Dr. Bowne was widely trusted, not only to heal, but to take care of estates, and on occasion to lend money to his neighbors. He became a wealthy man, having property worth $9,350 in 1850. Dr. John Blane wrote that Dr. Bowne

Bowne obelisk at the Barber Cemetery
Bowne obelisk at the Barber Cemetery

“had the reputation of being one of the wealthiest men in the county and yet I never heard a complaint among all his numerous patients, that he had charged extravagantly, or enforced the collection of a bill by distressing any one in the payment of it. In this respect he was very much missed by the poor. He lived in eventful times, both political and medical; he was warmly attached to the institutions and liberty of our country, and did not hesitate on all suitable occasions to make his opinions known, and sustain his positions with argument interspersed with the wit and humor for which he was noted, at the same time never descending to the vulgar, or in any way bringing reproach on the Christian cause to which so early in life he dedicated himself.”

John and Nancy Bowne were a long-married couple.
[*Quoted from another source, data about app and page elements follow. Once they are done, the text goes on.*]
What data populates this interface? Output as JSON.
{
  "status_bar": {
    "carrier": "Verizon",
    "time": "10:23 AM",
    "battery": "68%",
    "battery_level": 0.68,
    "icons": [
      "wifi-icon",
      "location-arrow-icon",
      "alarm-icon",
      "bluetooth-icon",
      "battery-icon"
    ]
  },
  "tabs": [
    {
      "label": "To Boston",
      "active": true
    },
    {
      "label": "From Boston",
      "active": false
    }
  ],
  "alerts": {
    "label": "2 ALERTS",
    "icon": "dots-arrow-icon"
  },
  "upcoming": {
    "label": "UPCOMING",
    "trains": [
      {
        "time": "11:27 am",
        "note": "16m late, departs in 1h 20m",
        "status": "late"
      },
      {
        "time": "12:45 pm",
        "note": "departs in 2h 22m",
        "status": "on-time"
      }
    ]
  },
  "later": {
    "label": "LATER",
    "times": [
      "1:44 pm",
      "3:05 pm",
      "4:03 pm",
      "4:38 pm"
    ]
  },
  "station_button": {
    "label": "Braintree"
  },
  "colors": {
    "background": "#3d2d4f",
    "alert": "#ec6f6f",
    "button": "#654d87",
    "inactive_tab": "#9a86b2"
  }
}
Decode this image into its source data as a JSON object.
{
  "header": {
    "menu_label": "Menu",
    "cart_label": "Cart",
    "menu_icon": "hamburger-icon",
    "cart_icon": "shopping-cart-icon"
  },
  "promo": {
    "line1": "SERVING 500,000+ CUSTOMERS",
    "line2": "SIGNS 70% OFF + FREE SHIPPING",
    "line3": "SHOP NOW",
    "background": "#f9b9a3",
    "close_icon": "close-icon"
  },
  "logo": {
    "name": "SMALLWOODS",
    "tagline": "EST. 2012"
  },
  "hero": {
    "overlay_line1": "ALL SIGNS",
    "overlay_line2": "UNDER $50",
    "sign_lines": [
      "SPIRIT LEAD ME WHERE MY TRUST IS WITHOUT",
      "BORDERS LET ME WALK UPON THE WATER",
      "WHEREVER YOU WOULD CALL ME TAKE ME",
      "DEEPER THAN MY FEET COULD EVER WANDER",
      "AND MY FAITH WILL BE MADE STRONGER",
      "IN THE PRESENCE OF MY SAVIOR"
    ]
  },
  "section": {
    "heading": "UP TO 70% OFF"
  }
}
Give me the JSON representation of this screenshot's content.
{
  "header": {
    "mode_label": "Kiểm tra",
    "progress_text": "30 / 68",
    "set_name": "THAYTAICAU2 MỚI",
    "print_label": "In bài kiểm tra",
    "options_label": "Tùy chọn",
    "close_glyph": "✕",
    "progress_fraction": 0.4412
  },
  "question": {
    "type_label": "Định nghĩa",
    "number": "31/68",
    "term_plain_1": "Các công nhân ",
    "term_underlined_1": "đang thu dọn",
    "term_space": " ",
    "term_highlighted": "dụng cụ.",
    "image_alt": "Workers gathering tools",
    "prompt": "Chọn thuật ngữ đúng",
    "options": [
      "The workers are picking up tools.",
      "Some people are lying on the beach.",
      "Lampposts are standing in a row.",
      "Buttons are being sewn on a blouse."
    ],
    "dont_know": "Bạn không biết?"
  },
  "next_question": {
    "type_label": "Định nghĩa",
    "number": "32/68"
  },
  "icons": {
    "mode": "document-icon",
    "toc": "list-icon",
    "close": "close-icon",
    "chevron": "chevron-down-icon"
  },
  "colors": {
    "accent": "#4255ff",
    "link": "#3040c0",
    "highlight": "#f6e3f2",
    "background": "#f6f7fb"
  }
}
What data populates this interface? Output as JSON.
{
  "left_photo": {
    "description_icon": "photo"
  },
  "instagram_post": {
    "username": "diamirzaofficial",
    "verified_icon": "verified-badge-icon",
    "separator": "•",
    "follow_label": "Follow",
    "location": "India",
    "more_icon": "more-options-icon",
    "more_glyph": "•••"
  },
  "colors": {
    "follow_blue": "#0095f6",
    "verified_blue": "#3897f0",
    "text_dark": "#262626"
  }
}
Nancy died in 1856 at the age of 85, and about a year and a half later, her husband followed her, having, despite his strenuous life, reached the age of 90. They were buried together in the Barber Cemetery.

Addendum, 11/28/15: Since the original publication I have added information about Dr. Bowne’s will and inventory.


  1. The “S.” appears to be the way Mr. Bush (or his editor) indicates “son of.”
  2. Unfortunately, those parenthesis are not good enough for me. I cannot identify who that Samuel Heath was, let alone his son.
  3. Except to say that he became the father-in-law of Dr. Bowne’s son Joseph.
  4. You can find this article by Dr. Blane in the abstracts of the Hunterdon Gazette by William Hartman, available on CDs from the HCHS.
  5. Wills, Book 10 p. 37, Hunterdon County Surrogate’s Court.
  6. Letters of Administration, Book 5, p. 232, Hunterdon Co. Surrogate’s Court.
  7. Inventories, Book 11, p. 648, taken on Nov. 5, 1857, Hunterdon Co. Surrogate’s Court.